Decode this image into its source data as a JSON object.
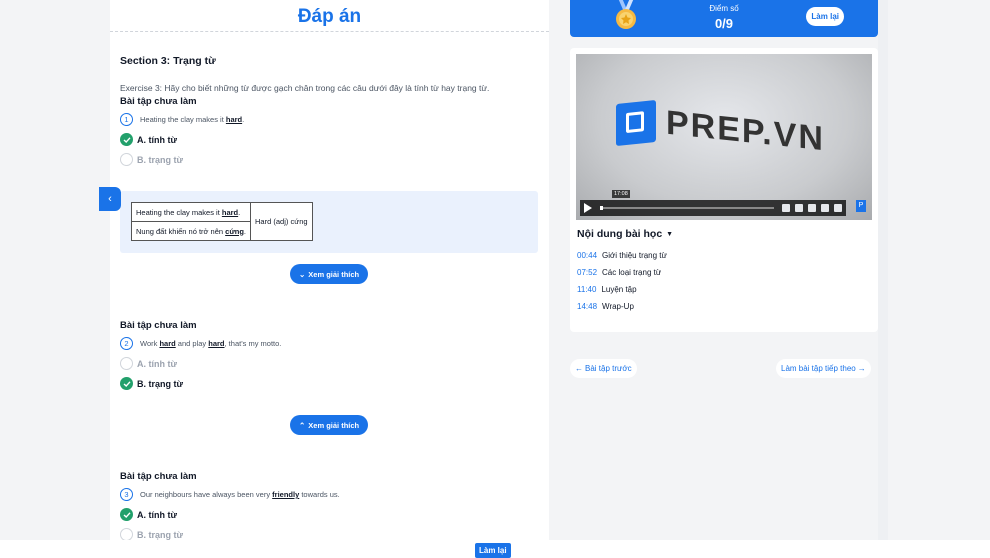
{
  "answer_panel": {
    "title": "Đáp án",
    "section_title": "Section 3: Trạng từ",
    "instruction": "Exercise 3: Hãy cho biết những từ được gạch chân trong các câu dưới đây là tính từ hay trạng từ.",
    "questions": [
      {
        "status": "Bài tập chưa làm",
        "number": "1",
        "text_before": "Heating the clay makes it ",
        "underlined": "hard",
        "text_after": ".",
        "options": [
          {
            "label": "A. tính từ",
            "correct": true
          },
          {
            "label": "B. trạng từ",
            "correct": false
          }
        ]
      },
      {
        "status": "Bài tập chưa làm",
        "number": "2",
        "text_part1": "Work ",
        "underlined1": "hard",
        "text_part2": " and play ",
        "underlined2": "hard",
        "text_part3": ", that's my motto.",
        "options": [
          {
            "label": "A. tính từ",
            "correct": false
          },
          {
            "label": "B. trạng từ",
            "correct": true
          }
        ]
      },
      {
        "status": "Bài tập chưa làm",
        "number": "3",
        "text_before": "Our neighbours have always been very ",
        "underlined": "friendly",
        "text_after": " towards us.",
        "options": [
          {
            "label": "A. tính từ",
            "correct": true
          },
          {
            "label": "B. trạng từ",
            "correct": false
          }
        ]
      }
    ],
    "explanation_table": {
      "row1_before": "Heating the clay makes it ",
      "row1_under": "hard",
      "row1_after": ".",
      "row2_before": "Nung đất khiến nó trở nên ",
      "row2_under": "cứng",
      "row2_after": ".",
      "right_cell": "Hard (adj) cứng"
    },
    "explain_button_label": "Xem giải thích"
  },
  "score": {
    "label": "Điểm số",
    "value": "0/9",
    "retry_label": "Làm lại"
  },
  "video": {
    "brand": "PREP.VN",
    "time_tooltip": "17:08"
  },
  "lesson": {
    "title": "Nội dung bài học",
    "items": [
      {
        "time": "00:44",
        "label": "Giới thiệu trạng từ"
      },
      {
        "time": "07:52",
        "label": "Các loại trạng từ"
      },
      {
        "time": "11:40",
        "label": "Luyện tập"
      },
      {
        "time": "14:48",
        "label": "Wrap-Up"
      }
    ]
  },
  "navigation": {
    "prev_label": "Bài tập trước",
    "next_label": "Làm bài tập tiếp theo"
  },
  "bottom": {
    "retry_label": "Làm lại"
  },
  "colors": {
    "accent": "#1a73e8",
    "correct": "#22a06b"
  }
}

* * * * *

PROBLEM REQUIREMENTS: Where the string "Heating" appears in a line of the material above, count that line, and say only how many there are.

RESULT BELOW: 2